cd ~
##
## just typing 'cd' would do the same 
##
cd
##
## No need to type the following commands to return to the /home/vivek directory 
##
cd /home/vivek
cd $HOME
How do I use the cd command to go back to HOME directory?
How do I use the cd command to go back to HOME directory?

Returns the user to the previous current directory

Another cool feature that allows users to return to the previous directory without typing the full path. For instance, say you are currently in the /etc/nginx directory and then went to /etc/php/7.4/ directory. Instead of typing the following commands:

pwd
cd /etc/php/7.4/
pwd
cd /etc/nginx/
pwd

You would utterly type the following command to toggling between /etc/nginx/ and /etc/php/7.4/ folders:

pwd
cd -
pwd
cd -
The cd (“change directory”) command is used to change the current working directory easily with 'cd -' toggle option
The cd (“change directory”) command is used to change the current working directory easily with 'cd -' toggle option


Dealing with directories with white space in their names

Say the directory you want to Cd into has blank or white spaces in their name. Then you need to either surround the path with single quotes or use the backslash (\) character to escape the space:

cd 'DIR NAME HERE'
cd 'This is a dir'
cd This\ is\ a\ dir/
Directories with while/black space in their names and cd command
Directories with while/black space in their names and cd command

Force symbolic links to be followed

Pass the -L option as follows:

ls -l symlink
cd -L symlink
cd -L /path/to/symlink
pwd

Use the physical directory structure instead of following symbolic links

Use the -P option to use the physical directory structure without following symbolic link on Unix or Linux:

ls -l symlink
cd -P symlink
cd -P /path/to/symlink
pwd
Handle the symbolic link components with cd command
Handle the symbolic link components with cd command

Environment variables

The following environment variables shall affect the execution of cd command:

CD ENVIRONMENT VARIABLES FOR BASH
Variable Description Examples
CDPATH A {colon}-separated list of pathnames that refer to directories. echo "$CDPATH"
export CDPATH=/etc:/efs
cd nginx # typing this will take you to /etc/nginx
cd app1 # typing this will take you to /efs/app1
HOME It is the name of the directory, used when no directory operand is specified. Your HOME directory cd
OLDPWD A pathname of the previous working directory and used by the cd - echo "$OLDPWD"
cd -
cd "$OLDPWD" && pwd
PWD A pathname of the current working directory echo "$PWD"

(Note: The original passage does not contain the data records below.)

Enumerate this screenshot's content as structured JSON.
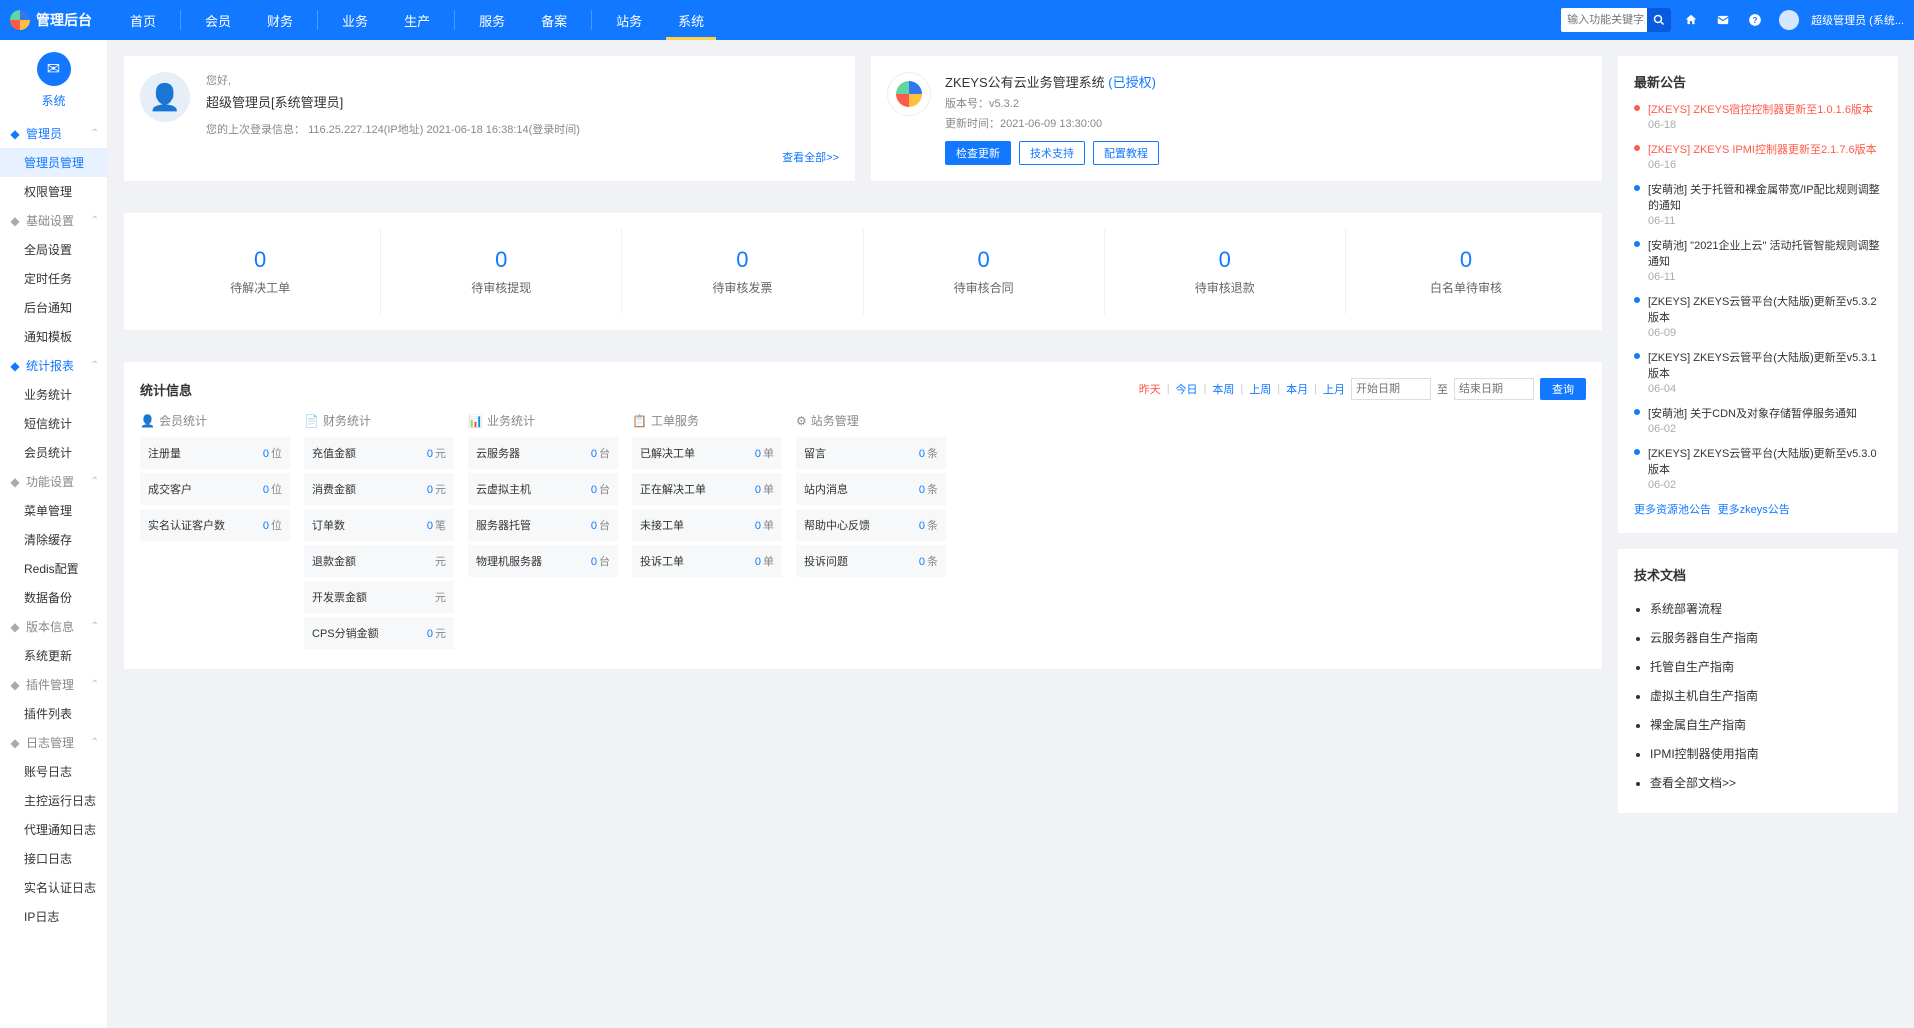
{
  "brand": "管理后台",
  "nav": [
    "首页",
    "会员",
    "财务",
    "业务",
    "生产",
    "服务",
    "备案",
    "站务",
    "系统"
  ],
  "nav_active": 8,
  "search": {
    "placeholder": "输入功能关键字进行搜索"
  },
  "user_display": "超级管理员 (系统...",
  "sidebar": {
    "current": {
      "label": "系统"
    },
    "groups": [
      {
        "title": "管理员",
        "theme": "blue",
        "items": [
          "管理员管理",
          "权限管理"
        ],
        "active_index": 0
      },
      {
        "title": "基础设置",
        "theme": "grey",
        "items": [
          "全局设置",
          "定时任务",
          "后台通知",
          "通知模板"
        ]
      },
      {
        "title": "统计报表",
        "theme": "blue",
        "items": [
          "业务统计",
          "短信统计",
          "会员统计"
        ]
      },
      {
        "title": "功能设置",
        "theme": "grey",
        "items": [
          "菜单管理",
          "清除缓存",
          "Redis配置",
          "数据备份"
        ]
      },
      {
        "title": "版本信息",
        "theme": "grey",
        "items": [
          "系统更新"
        ]
      },
      {
        "title": "插件管理",
        "theme": "grey",
        "items": [
          "插件列表"
        ]
      },
      {
        "title": "日志管理",
        "theme": "grey",
        "items": [
          "账号日志",
          "主控运行日志",
          "代理通知日志",
          "接口日志",
          "实名认证日志",
          "IP日志"
        ]
      }
    ]
  },
  "welcome": {
    "hello": "您好,",
    "name": "超级管理员[系统管理员]",
    "login_label": "您的上次登录信息：",
    "login_info": "116.25.227.124(IP地址) 2021-06-18 16:38:14(登录时间)",
    "viewall": "查看全部>>"
  },
  "sysinfo": {
    "title": "ZKEYS公有云业务管理系统",
    "auth": "(已授权)",
    "version_label": "版本号：",
    "version": "v5.3.2",
    "update_label": "更新时间：",
    "update_time": "2021-06-09 13:30:00",
    "btn_check": "检查更新",
    "btn_tech": "技术支持",
    "btn_cfg": "配置教程"
  },
  "counters": [
    {
      "num": "0",
      "label": "待解决工单"
    },
    {
      "num": "0",
      "label": "待审核提现"
    },
    {
      "num": "0",
      "label": "待审核发票"
    },
    {
      "num": "0",
      "label": "待审核合同"
    },
    {
      "num": "0",
      "label": "待审核退款"
    },
    {
      "num": "0",
      "label": "白名单待审核"
    }
  ],
  "stats": {
    "title": "统计信息",
    "range": [
      "昨天",
      "今日",
      "本周",
      "上周",
      "本月",
      "上月"
    ],
    "range_cur": 0,
    "start_ph": "开始日期",
    "to": "至",
    "end_ph": "结束日期",
    "query": "查询",
    "cols": [
      {
        "header": "会员统计",
        "icon": "👤",
        "rows": [
          {
            "label": "注册量",
            "val": "0",
            "unit": "位"
          },
          {
            "label": "成交客户",
            "val": "0",
            "unit": "位"
          },
          {
            "label": "实名认证客户数",
            "val": "0",
            "unit": "位"
          }
        ]
      },
      {
        "header": "财务统计",
        "icon": "📄",
        "rows": [
          {
            "label": "充值金额",
            "val": "0",
            "unit": "元"
          },
          {
            "label": "消费金额",
            "val": "0",
            "unit": "元"
          },
          {
            "label": "订单数",
            "val": "0",
            "unit": "笔"
          },
          {
            "label": "退款金额",
            "val": "",
            "unit": "元"
          },
          {
            "label": "开发票金额",
            "val": "",
            "unit": "元"
          },
          {
            "label": "CPS分销金额",
            "val": "0",
            "unit": "元"
          }
        ]
      },
      {
        "header": "业务统计",
        "icon": "📊",
        "rows": [
          {
            "label": "云服务器",
            "val": "0",
            "unit": "台"
          },
          {
            "label": "云虚拟主机",
            "val": "0",
            "unit": "台"
          },
          {
            "label": "服务器托管",
            "val": "0",
            "unit": "台"
          },
          {
            "label": "物理机服务器",
            "val": "0",
            "unit": "台"
          }
        ]
      },
      {
        "header": "工单服务",
        "icon": "📋",
        "rows": [
          {
            "label": "已解决工单",
            "val": "0",
            "unit": "单"
          },
          {
            "label": "正在解决工单",
            "val": "0",
            "unit": "单"
          },
          {
            "label": "未接工单",
            "val": "0",
            "unit": "单"
          },
          {
            "label": "投诉工单",
            "val": "0",
            "unit": "单"
          }
        ]
      },
      {
        "header": "站务管理",
        "icon": "⚙",
        "rows": [
          {
            "label": "留言",
            "val": "0",
            "unit": "条"
          },
          {
            "label": "站内消息",
            "val": "0",
            "unit": "条"
          },
          {
            "label": "帮助中心反馈",
            "val": "0",
            "unit": "条"
          },
          {
            "label": "投诉问题",
            "val": "0",
            "unit": "条"
          }
        ]
      }
    ]
  },
  "announcements": {
    "title": "最新公告",
    "items": [
      {
        "title": "[ZKEYS] ZKEYS宿控控制器更新至1.0.1.6版本",
        "date": "06-18",
        "red": true
      },
      {
        "title": "[ZKEYS] ZKEYS IPMI控制器更新至2.1.7.6版本",
        "date": "06-16",
        "red": true
      },
      {
        "title": "[安萌池] 关于托管和裸金属带宽/IP配比规则调整的通知",
        "date": "06-11",
        "red": false
      },
      {
        "title": "[安萌池]  \"2021企业上云\" 活动托管智能规则调整通知",
        "date": "06-11",
        "red": false
      },
      {
        "title": "[ZKEYS] ZKEYS云管平台(大陆版)更新至v5.3.2版本",
        "date": "06-09",
        "red": false
      },
      {
        "title": "[ZKEYS] ZKEYS云管平台(大陆版)更新至v5.3.1版本",
        "date": "06-04",
        "red": false
      },
      {
        "title": "[安萌池] 关于CDN及对象存储暂停服务通知",
        "date": "06-02",
        "red": false
      },
      {
        "title": "[ZKEYS] ZKEYS云管平台(大陆版)更新至v5.3.0版本",
        "date": "06-02",
        "red": false
      }
    ],
    "more1": "更多资源池公告",
    "more2": "更多zkeys公告"
  },
  "docs": {
    "title": "技术文档",
    "items": [
      "系统部署流程",
      "云服务器自生产指南",
      "托管自生产指南",
      "虚拟主机自生产指南",
      "裸金属自生产指南",
      "IPMI控制器使用指南",
      "查看全部文档>>"
    ]
  }
}
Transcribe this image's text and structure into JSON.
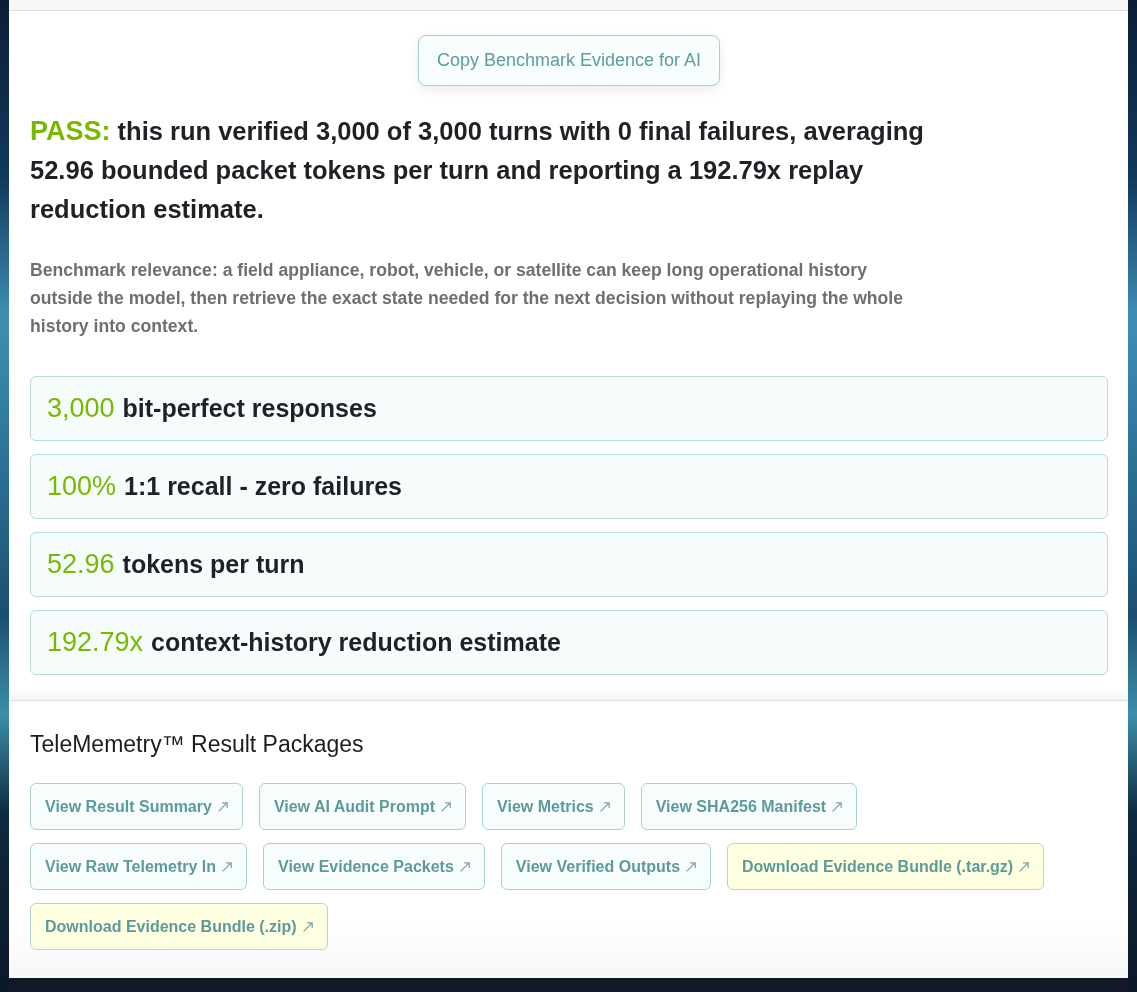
{
  "copy_button": {
    "label": "Copy Benchmark Evidence for AI"
  },
  "summary": {
    "verdict": "PASS:",
    "text": "this run verified 3,000 of 3,000 turns with 0 final failures, averaging 52.96 bounded packet tokens per turn and reporting a 192.79x replay reduction estimate."
  },
  "relevance": "Benchmark relevance: a field appliance, robot, vehicle, or satellite can keep long operational history outside the model, then retrieve the exact state needed for the next decision without replaying the whole history into context.",
  "metrics": [
    {
      "value": "3,000",
      "label": "bit-perfect responses"
    },
    {
      "value": "100%",
      "label": "1:1 recall - zero failures"
    },
    {
      "value": "52.96",
      "label": "tokens per turn"
    },
    {
      "value": "192.79x",
      "label": "context-history reduction estimate"
    }
  ],
  "packages": {
    "title": "TeleMemetry™ Result Packages",
    "links": [
      {
        "label": "View Result Summary",
        "kind": "view"
      },
      {
        "label": "View AI Audit Prompt",
        "kind": "view"
      },
      {
        "label": "View Metrics",
        "kind": "view"
      },
      {
        "label": "View SHA256 Manifest",
        "kind": "view"
      },
      {
        "label": "View Raw Telemetry In",
        "kind": "view"
      },
      {
        "label": "View Evidence Packets",
        "kind": "view"
      },
      {
        "label": "View Verified Outputs",
        "kind": "view"
      },
      {
        "label": "Download Evidence Bundle (.tar.gz)",
        "kind": "download"
      },
      {
        "label": "Download Evidence Bundle (.zip)",
        "kind": "download"
      }
    ]
  }
}
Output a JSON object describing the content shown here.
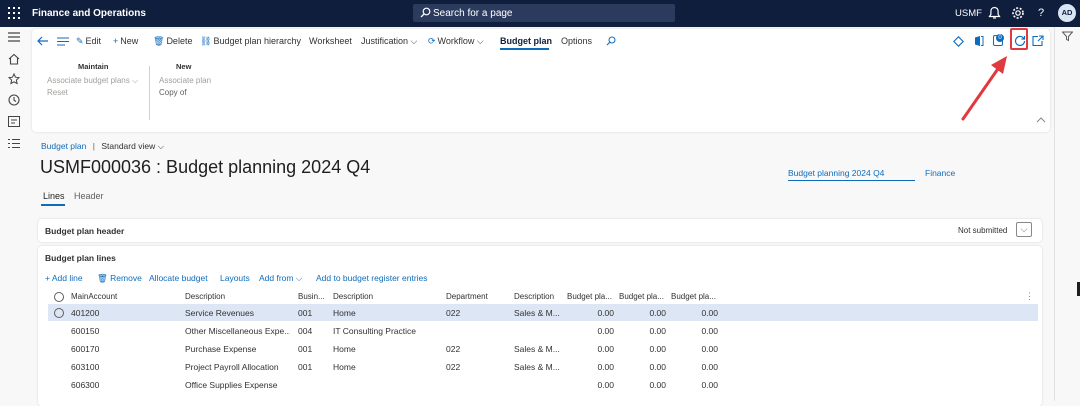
{
  "topbar": {
    "app_title": "Finance and Operations",
    "search_placeholder": "Search for a page",
    "company": "USMF",
    "avatar_initials": "AD",
    "help": "?"
  },
  "action_pane": {
    "items": {
      "edit": "Edit",
      "new": "New",
      "delete": "Delete",
      "hierarchy": "Budget plan hierarchy",
      "worksheet": "Worksheet",
      "justification": "Justification",
      "workflow": "Workflow",
      "budget_plan": "Budget plan",
      "options": "Options"
    },
    "notification_count": "0",
    "groups": {
      "maintain": {
        "title": "Maintain",
        "items": [
          "Associate budget plans",
          "Reset"
        ]
      },
      "new": {
        "title": "New",
        "items": [
          "Associate plan",
          "Copy of"
        ]
      }
    }
  },
  "breadcrumb": {
    "link": "Budget plan",
    "separator": "|",
    "view": "Standard view"
  },
  "page_title": "USMF000036 : Budget planning 2024 Q4",
  "fields": {
    "name": "Budget planning 2024 Q4",
    "finance": "Finance"
  },
  "tabs": {
    "lines": "Lines",
    "header": "Header"
  },
  "header_card": {
    "title": "Budget plan header",
    "status": "Not submitted"
  },
  "lines_card": {
    "title": "Budget plan lines",
    "toolbar": {
      "add_line": "Add line",
      "remove": "Remove",
      "allocate": "Allocate budget",
      "layouts": "Layouts",
      "add_from": "Add from",
      "add_register": "Add to budget register entries"
    },
    "columns": [
      "MainAccount",
      "Description",
      "Busin...",
      "Description",
      "Department",
      "Description",
      "Budget pla...",
      "Budget pla...",
      "Budget pla..."
    ],
    "rows": [
      [
        "401200",
        "Service Revenues",
        "001",
        "Home",
        "022",
        "Sales & M...",
        "0.00",
        "0.00",
        "0.00"
      ],
      [
        "600150",
        "Other Miscellaneous Expe...",
        "004",
        "IT Consulting Practice",
        "",
        "",
        "0.00",
        "0.00",
        "0.00"
      ],
      [
        "600170",
        "Purchase Expense",
        "001",
        "Home",
        "022",
        "Sales & M...",
        "0.00",
        "0.00",
        "0.00"
      ],
      [
        "603100",
        "Project Payroll Allocation",
        "001",
        "Home",
        "022",
        "Sales & M...",
        "0.00",
        "0.00",
        "0.00"
      ],
      [
        "606300",
        "Office Supplies Expense",
        "",
        "",
        "",
        "",
        "0.00",
        "0.00",
        "0.00"
      ]
    ]
  },
  "colors": {
    "topbar": "#0f1e3c",
    "accent": "#0f6cbd",
    "highlight": "#e0393e",
    "selected_row": "#dde6f5"
  }
}
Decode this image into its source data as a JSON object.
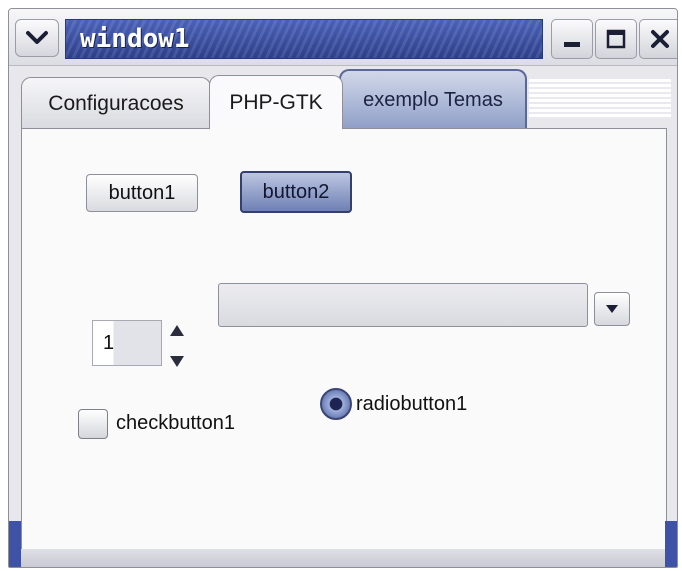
{
  "window": {
    "title": "window1",
    "accent_color": "#3a50a6"
  },
  "tabs": [
    {
      "label": "Configuracoes"
    },
    {
      "label": "PHP-GTK"
    },
    {
      "label": "exemplo Temas",
      "active": true
    }
  ],
  "buttons": {
    "button1": "button1",
    "button2": "button2"
  },
  "combo": {
    "value": ""
  },
  "spin": {
    "value": "1"
  },
  "checkbutton": {
    "label": "checkbutton1",
    "checked": false
  },
  "radiobutton": {
    "label": "radiobutton1",
    "selected": true
  },
  "icons": {
    "menu": "chevron-down-icon",
    "minimize": "minimize-icon",
    "maximize": "maximize-icon",
    "close": "close-icon"
  }
}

Controlling cd command behavior using a bash alias

You can define aliases in your ~/.bashrc or ~/.bash_aliases file, which must call by ~/.bashrc file. For example, here are my favorite aliases for the cd command:

## get rid of command not found when typed 'cd..' ##
alias cd..='cd ..'
 
## a quick way to get out of current directory ##
alias ..='cd ..'
alias ...='cd ../../../'
alias ....='cd ../../../../'
alias .....='cd ../../../../'
alias .4='cd ../../../../'
alias .5='cd ../../../../..'

Getting help

Want to read more about cd command provided by your shell? Try running the help command as follows:

help cd

You can also get information using the man command for your shell:

man bash
man ksh
man tcsh

See also